Marty’s photos of the day #4570: Ten days have gone by since Nellie’s TPLO surgery (think doggie Tommy John surgery) on her left rear leg, which means that Deb and I have only seventy-four more days of waiting on Nellie paw and foot. Yeah, the novelty of all of us camping out on a mattress on the main floor is already getting a little old.
Nellie, being a smart dog, has figured out how to milk us for pampering worthy of a queen. Other than the physical therapy that my wife, Deb, does on her leg, as far as Nellie is concerned, it’s time to rock ‘n’ roll again. Our job is to hold her back for the next ten weeks.
Nellie’s only supposed to go on short leash walks, but she’s figured out how to extend those walks substantially by letting me know that she has to poop—and she will do that as soon as she finds the absolute perfect place in the forest to do that.

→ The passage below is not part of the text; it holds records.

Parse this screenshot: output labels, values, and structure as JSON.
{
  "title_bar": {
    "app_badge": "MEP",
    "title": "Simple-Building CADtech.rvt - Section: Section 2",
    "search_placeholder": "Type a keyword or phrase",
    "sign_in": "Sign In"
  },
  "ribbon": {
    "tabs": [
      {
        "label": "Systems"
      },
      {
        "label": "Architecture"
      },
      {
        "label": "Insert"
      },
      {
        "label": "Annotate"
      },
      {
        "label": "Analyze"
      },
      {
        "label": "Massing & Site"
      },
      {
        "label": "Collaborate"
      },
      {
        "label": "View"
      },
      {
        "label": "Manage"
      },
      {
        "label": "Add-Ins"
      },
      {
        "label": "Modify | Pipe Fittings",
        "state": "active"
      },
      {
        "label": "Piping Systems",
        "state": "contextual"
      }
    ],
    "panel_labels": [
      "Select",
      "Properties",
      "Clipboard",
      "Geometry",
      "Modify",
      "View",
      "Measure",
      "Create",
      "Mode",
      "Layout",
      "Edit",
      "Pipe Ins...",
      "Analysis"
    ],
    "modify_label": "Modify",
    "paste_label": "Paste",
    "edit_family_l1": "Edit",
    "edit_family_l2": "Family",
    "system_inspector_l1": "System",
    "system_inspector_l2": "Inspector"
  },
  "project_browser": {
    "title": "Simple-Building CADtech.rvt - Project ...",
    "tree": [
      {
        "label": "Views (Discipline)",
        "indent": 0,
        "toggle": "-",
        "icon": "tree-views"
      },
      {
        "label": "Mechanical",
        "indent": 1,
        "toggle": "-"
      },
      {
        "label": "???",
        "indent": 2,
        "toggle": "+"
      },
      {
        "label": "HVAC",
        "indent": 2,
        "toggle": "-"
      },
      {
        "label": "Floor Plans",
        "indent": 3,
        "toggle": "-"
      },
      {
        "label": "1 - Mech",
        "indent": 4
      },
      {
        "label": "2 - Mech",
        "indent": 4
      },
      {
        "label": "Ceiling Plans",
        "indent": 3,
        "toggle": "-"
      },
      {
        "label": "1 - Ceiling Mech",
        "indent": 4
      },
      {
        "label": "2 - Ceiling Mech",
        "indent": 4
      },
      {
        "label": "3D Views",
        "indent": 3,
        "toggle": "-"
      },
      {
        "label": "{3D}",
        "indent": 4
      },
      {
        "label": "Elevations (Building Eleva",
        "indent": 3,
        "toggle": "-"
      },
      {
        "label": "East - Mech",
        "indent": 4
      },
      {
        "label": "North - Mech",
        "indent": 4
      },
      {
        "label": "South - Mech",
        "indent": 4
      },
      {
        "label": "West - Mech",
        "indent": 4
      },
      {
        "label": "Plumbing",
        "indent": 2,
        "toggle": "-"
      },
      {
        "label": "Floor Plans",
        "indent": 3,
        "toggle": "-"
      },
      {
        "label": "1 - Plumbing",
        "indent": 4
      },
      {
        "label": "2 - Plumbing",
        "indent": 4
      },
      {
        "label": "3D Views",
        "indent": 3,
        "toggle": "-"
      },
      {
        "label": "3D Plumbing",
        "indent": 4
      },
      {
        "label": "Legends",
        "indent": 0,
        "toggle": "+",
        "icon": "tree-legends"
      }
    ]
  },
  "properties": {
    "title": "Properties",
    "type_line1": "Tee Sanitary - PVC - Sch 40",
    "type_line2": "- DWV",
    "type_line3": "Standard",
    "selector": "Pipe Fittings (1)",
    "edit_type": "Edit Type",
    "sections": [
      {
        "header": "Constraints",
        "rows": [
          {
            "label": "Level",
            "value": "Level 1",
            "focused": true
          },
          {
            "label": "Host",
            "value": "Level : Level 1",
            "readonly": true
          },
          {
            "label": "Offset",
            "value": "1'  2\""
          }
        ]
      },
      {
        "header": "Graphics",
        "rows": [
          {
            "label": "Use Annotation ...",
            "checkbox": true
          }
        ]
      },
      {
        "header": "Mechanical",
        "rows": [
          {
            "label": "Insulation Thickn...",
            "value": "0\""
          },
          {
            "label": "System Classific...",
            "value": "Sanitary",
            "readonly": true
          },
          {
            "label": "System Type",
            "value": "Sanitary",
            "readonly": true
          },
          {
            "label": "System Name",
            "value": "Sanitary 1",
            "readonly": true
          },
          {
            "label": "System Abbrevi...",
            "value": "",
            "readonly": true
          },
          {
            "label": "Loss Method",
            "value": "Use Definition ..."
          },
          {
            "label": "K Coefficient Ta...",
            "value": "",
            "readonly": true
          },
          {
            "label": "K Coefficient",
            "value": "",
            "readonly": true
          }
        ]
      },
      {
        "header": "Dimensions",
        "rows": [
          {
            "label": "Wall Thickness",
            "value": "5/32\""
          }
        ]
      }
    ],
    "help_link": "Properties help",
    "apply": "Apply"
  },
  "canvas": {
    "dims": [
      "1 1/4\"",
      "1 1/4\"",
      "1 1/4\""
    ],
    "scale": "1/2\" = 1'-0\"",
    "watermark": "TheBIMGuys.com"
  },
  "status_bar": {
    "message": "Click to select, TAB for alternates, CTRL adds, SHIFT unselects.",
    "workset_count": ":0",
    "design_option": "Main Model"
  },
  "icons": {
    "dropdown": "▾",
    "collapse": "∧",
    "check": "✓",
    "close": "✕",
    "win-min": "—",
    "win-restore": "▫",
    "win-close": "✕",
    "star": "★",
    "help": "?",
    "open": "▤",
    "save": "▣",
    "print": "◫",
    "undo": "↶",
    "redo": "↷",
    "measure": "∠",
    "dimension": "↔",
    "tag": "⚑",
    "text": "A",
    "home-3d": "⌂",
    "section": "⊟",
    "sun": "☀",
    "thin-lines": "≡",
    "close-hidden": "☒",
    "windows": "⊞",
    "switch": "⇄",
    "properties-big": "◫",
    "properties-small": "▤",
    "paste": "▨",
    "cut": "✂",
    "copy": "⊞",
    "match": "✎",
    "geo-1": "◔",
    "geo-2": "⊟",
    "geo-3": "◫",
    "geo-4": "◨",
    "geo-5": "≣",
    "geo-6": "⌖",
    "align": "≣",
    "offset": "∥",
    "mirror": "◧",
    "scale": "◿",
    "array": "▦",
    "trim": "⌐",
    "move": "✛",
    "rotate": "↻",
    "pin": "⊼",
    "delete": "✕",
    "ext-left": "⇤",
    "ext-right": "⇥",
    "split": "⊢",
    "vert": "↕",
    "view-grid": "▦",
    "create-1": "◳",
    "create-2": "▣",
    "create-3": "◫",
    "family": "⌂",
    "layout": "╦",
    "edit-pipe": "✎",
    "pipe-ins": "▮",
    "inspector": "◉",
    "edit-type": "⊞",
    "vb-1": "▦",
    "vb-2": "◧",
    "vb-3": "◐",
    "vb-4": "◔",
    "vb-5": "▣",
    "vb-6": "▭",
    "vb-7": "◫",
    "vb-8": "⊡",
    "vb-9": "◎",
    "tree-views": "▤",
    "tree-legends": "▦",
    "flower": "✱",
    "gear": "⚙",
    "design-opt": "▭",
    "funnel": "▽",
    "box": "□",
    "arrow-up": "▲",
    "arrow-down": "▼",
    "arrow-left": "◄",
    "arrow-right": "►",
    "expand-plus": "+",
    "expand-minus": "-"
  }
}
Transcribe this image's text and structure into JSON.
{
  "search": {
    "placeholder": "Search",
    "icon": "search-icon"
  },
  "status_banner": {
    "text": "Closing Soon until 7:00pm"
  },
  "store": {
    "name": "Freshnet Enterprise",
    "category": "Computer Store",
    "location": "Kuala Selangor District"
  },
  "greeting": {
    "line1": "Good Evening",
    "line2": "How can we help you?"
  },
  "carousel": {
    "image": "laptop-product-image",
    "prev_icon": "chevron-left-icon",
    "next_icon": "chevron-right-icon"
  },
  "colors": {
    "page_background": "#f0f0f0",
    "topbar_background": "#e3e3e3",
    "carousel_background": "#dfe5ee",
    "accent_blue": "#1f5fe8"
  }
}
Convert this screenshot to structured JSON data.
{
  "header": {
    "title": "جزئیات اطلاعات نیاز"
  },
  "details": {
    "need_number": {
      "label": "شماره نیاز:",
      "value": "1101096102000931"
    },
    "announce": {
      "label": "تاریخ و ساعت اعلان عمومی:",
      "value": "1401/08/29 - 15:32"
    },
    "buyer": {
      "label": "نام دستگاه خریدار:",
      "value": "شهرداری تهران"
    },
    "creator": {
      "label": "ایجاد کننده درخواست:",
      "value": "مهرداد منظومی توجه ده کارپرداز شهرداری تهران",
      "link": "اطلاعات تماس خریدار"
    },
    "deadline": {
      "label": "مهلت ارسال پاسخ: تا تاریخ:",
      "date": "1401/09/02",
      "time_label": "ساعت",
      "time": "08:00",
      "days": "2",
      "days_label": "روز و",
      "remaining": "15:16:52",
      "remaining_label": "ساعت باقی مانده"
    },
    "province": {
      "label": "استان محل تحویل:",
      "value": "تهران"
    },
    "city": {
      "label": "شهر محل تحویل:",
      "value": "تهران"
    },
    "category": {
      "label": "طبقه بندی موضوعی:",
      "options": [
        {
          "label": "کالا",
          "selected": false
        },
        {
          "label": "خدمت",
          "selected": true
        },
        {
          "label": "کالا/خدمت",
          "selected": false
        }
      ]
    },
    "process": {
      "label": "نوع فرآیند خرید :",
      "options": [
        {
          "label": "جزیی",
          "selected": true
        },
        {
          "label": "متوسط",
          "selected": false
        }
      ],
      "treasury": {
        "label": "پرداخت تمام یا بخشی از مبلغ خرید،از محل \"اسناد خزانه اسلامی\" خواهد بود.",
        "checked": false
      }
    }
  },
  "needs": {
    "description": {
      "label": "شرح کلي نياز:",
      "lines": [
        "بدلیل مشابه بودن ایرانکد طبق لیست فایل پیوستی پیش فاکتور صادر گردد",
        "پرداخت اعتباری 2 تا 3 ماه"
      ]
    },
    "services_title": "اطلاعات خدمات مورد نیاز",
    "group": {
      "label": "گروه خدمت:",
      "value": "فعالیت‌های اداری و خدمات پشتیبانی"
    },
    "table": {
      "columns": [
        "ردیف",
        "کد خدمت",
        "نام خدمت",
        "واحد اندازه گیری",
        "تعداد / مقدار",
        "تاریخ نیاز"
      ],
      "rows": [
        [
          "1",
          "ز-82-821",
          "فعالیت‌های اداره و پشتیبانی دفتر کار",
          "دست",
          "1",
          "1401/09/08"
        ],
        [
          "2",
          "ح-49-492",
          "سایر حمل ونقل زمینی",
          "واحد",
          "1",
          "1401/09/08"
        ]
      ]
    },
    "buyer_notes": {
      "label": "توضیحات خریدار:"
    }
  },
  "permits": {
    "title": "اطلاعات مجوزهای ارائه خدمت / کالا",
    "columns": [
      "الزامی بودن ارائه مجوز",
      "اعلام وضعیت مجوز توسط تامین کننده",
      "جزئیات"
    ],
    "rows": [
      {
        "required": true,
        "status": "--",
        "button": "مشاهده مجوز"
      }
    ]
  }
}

At night she still has to wear a cone (at least until day fourteen), so she responds by waking me up multiple times a night by shaking her cone to make a rattling noise. Then I take her cone off, get dressed, and we go for a middle-of-the-night walk in the woods.
Last night, at 2:30, a deer looked at us as if saying, “What the fuck are you two doing up at this hour in the morning?” Nellie, of course, announced in response, “Dad! My leg is all better! Undo my leash, and I’ll escort the deer off our property.”
I will say that experiencing the woods at all times of the night is an interesting experience. I wear a really bright headlamp, so I always see eye-shine of animals looking at us. Each time I hope it’s a mountain lion or a wolf, but so far that hasn’t happened.
All in all, Nellie is doing great. Her leg looks much better than it did ten days ago. She’s eating special “human-equivalent dog food,” enjoying her happy drugs, going on walks every time she asks for one, getting to lounge around on a mattress all day, and indulging in unlimited scratches and pets from her human servants.
As for me, I’m looking forward to when Nellie can graduate to stairs and we can move up to our third-floor bedroom. For a while, our bed will be too high for her to jump in to, so we’ll remove our mattress from the bed and put it on the floor. But at least it will be bigger than the great room floor mattress (from a pull-out couch), so the half of the bed that Nellie allows Deb and me to share will feel less crowded.